It is not known what sort of fraternity developed among the brewers in the early days, but according to the May 1911 issue of the Western Brewer, the Philadelphia Brewmasters Association held its Silver Anniversary Celebration at Schutzen Park, where each member and guest received a silver cup and "a handsome souvenir was presented to the ladies." Around that time there were close to hundred breweries in Philadelphia. There was even a neighborhood along the Schuylkill River called Brewerytown which was home to some of the nation's largest firms.

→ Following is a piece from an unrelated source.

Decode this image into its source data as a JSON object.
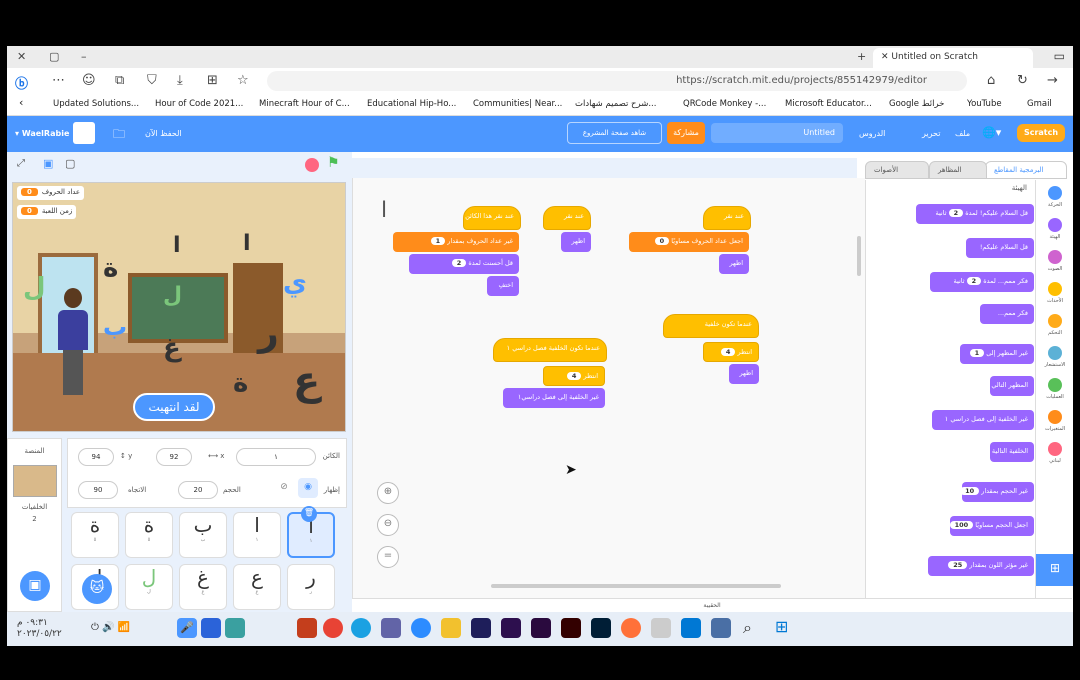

You can read the proceedings from the 1890 MBAA Convention in Philadelphia and see the list of participants from Philadelphia who attended the Fifteenth National Brewmasters Convention in Philadelphia in 1903, and the one held there in 1908.
When prohibition came in 1920 there were about 40 breweries in Philadelphia, but there were only about a dozen survivors following repeal in 1933. The largest brewery in the city (and the state) was the C. Schmidt & Sons brewery in the city's Kensington section. Brewers from Schmidt's took the lead in being active and promoting MBAA District Philadelphia. Schmidt's 100th anniversary in 1960 was the subject of a Modern Brewery Age article which chronicled many of their technologic innovations. None the least of these was the use of computers. Past MBAA President William A. Hipp wrote a paper for the Technical Quarterly entitled "The Place of the Computer in Production Planning and Inventory Control" which he, Fred Ehmann and Cal Dyson, presented at the MBAA convention in San Antonio in 1964.
In 1966, fourth-generation brewmaster William M. Moeller wrote a four-part article on the history of the brewing industry in Eastern Pennsylvania for Brewers Digest to correspond with the MBAA convention in Philadelphia. District Philadelphia President Robert Bopp, brewmaster at Ortlieb's brewery was convention chair.
When Schmidt's closed in 1987, there were still three regional breweries in District Philadelphia: Strohs in Fogelsville, Yuengling in Pottsville, and The Lion, Inc. in Wilkes-Barre. The same year Ed and Carol Stoudt opened Pennsylvania's first microbrewery in Lancaster County. They and their brewers have been active in District Philadelphia ever since. In 1999 Yuengling built a new brewery three miles north of the original plant in Port Carbon. The Fogelsville plant was converted to other uses several years ago.
There are several retired members of District Philadelphia who are third and fourth generation brewmasters. At the MBAA 102nd Anniversary Convention, September 17-20, 1989 at the Wyndham Franklin Plaza Hotel, Philadelphia, one such member, Charles E. Lieberman, received the 1989 MBAA Award of Merit. A description of his address and biography are reprinted from Speaker's Abstracts, Biographies and Poster Presentations.
Samuel Adams Brew House became Philadelphia's first brewpub in 1989, and since then craft breweries have continued the city's brewing tradition. Philadelphia is now home to three brewpubs and one microbrewery, Yards Brewing Company, which recently renovated the old Weisbrod and Hess brewery (closed in 1938). Hear a radio interview with District Philadelphia Secretary/Membership Chair Rich Wagner entitled "The Philadelphia Brewery Tour Revisited" from The Milestones Radio Show.
Rich's website contains a wealth of information on the history of brewing in the Keystone State (http://pabreweryhistorians.tripod.com
The Delaware Valley is currently home to over 40 craft breweries and District Philadelphia actively encourages these brewers to become involved the MBAA. Our challenge is to provide technical presentations and activities which will address the needs of the full spectrum of brewers, from those who work in large production facilities to those working in the smallest craft brewery.